Want to stay active for many years to come? Music might be just what the doctor ordered (research shows!) to help you stay motivated, reduce your risk of injury and pain and even make your workouts seem easier (and who doesn’t want that?)
Slow aging with music
Music is not just for aerobics class—it may also help slow the aging process.
As we age, the goal for many people is to be able to do the things they want to do, without pain, for as long as possible. Unfortunately, as balance worsens the risk of falls becomes a greater concern. Research now suggests that adding music to physical activity could help. One study found that music can improve agility and dynamic balance —which are essential for common mobility tasks such as getting on and off a bus, or going to the bathroom—in aging populations.
The study used a randomized control trial where elderly individuals participated in the music-based exercise class once a week. These participants showed improvements in balance, as well as a reduction in the rate and consequence of falls, compared to those who did not attend the class.

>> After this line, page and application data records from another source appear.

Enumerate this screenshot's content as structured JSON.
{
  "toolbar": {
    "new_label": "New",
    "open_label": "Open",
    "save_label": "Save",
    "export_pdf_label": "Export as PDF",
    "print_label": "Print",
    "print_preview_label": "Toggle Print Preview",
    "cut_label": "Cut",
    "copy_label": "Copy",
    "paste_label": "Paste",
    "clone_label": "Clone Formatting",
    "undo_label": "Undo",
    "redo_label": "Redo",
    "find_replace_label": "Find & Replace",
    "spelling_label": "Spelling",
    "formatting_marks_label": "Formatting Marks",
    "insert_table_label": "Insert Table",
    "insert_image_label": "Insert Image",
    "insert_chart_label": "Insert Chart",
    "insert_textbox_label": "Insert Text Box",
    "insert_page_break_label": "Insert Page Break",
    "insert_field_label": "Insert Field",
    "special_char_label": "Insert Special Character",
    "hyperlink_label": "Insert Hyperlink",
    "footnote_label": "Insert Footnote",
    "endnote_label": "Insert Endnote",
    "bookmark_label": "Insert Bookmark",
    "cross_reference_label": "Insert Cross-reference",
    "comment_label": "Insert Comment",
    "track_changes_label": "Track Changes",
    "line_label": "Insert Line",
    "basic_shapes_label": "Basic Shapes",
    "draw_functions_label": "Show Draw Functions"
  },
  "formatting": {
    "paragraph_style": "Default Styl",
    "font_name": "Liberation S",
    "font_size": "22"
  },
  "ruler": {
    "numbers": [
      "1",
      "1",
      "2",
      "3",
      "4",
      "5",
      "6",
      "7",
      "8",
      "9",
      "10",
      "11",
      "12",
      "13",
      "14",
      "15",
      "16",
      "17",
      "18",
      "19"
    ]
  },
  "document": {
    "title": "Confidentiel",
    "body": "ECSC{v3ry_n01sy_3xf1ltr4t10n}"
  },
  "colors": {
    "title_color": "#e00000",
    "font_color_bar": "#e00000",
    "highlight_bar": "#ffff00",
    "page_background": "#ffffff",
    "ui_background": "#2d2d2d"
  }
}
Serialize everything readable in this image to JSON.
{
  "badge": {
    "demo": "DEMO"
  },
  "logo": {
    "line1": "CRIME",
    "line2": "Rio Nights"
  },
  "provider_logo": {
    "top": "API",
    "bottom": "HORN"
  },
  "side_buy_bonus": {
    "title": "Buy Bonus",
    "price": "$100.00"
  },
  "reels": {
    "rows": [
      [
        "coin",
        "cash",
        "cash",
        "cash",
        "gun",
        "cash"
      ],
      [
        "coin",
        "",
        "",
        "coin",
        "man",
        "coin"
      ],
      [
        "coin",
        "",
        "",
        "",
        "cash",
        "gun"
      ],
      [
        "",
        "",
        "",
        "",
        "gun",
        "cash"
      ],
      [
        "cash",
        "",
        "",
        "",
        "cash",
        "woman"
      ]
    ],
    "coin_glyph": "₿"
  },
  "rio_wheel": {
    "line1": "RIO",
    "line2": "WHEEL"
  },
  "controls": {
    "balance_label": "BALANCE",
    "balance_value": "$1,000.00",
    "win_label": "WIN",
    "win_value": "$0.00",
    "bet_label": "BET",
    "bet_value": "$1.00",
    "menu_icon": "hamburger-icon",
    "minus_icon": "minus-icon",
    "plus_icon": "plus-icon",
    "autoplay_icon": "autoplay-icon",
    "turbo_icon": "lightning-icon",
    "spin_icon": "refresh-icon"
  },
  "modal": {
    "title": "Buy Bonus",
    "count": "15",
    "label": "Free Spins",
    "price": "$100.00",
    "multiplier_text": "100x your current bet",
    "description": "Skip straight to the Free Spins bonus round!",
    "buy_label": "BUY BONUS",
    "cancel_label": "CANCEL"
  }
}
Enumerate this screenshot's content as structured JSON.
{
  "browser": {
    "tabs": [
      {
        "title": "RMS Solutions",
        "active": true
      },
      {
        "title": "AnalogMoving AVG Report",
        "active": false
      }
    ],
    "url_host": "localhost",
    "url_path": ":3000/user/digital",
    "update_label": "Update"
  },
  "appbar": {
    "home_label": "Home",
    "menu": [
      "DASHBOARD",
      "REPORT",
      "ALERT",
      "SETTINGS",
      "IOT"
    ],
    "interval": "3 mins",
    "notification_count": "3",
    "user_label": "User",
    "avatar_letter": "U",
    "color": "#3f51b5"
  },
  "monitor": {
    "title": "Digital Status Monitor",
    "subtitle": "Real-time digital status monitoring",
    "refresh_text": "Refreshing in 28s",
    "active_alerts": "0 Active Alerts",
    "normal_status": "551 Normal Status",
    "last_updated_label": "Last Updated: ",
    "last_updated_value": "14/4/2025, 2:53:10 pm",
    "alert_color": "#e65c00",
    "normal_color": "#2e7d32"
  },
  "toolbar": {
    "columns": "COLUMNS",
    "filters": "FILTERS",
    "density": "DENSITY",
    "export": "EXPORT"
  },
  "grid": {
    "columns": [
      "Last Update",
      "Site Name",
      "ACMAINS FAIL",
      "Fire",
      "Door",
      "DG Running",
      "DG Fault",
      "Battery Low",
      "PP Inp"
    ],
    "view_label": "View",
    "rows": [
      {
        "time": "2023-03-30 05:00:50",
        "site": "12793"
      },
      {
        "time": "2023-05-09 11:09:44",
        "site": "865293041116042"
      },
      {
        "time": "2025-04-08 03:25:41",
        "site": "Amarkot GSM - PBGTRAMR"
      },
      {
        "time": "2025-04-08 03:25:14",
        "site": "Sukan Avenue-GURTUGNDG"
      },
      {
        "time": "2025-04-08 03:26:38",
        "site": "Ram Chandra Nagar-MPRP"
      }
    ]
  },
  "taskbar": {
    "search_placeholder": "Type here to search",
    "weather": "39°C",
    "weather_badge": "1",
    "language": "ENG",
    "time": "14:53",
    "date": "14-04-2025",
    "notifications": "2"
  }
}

There are many other benefits to exercising as we age. According to the American College of Sports Medicine, these include;
- Improved cardiovascular and respiratory function,
- Reduction in cardiovascular disease risks,
- Decreased anxiety and depression,
- Improved cognitive function, and
- Enhanced function and independent living.
With proper attention to fitness levels, many of the usual age-related declines in physical health can be prevented. If the list above wasn’t enough to get you off your seat, then it’s time to tune in to your favourite music.
The Power to Motivate
Walk into any gym or fitness class and you’ll hear music. It turns out, there’s a good reason why. Research shows that music has the power to motivate. What’s more, adding a soundtrack to your physical activities can make exercise seem easier.
Music has motivational qualities, including “rhythm response” or “musicality,” which refers to harmony and melody. Music programs should be varied throughout the day and over time with a strong rhythmical component to be most effective.
A study out of Japan examined the effects of music on “rating of perceived exertion” or how hard someone perceives an activity to be. This research group found that music provides a “distraction effect” during low intensity exercise and may decrease the influence of stress caused by fatigue. Therefore, listening to music while exercising may make it feel like it’s easier to complete.
What’s interesting is that the “motivational” nature of music largely depends on the age and socio-cultural background of participants. So while a spin class blasting pop music may be perfect for young urban types, studies suggest that more mature generations prefer classical music for motivation. As a result, playing music that is aligned with the taste of participants may be more appropriate than what the instructor feels is “motivating.”
Get Active, Stay Active
Music is a tool that can help you get active and stay active, which is vital to preserving health and wellbeing for years to come.
In the words of Billy Joel: “Music in itself is healing. It’s an explosive expression of humanity. It’s something we are all touched by. No matter what culture we’re from, everyone loves music.”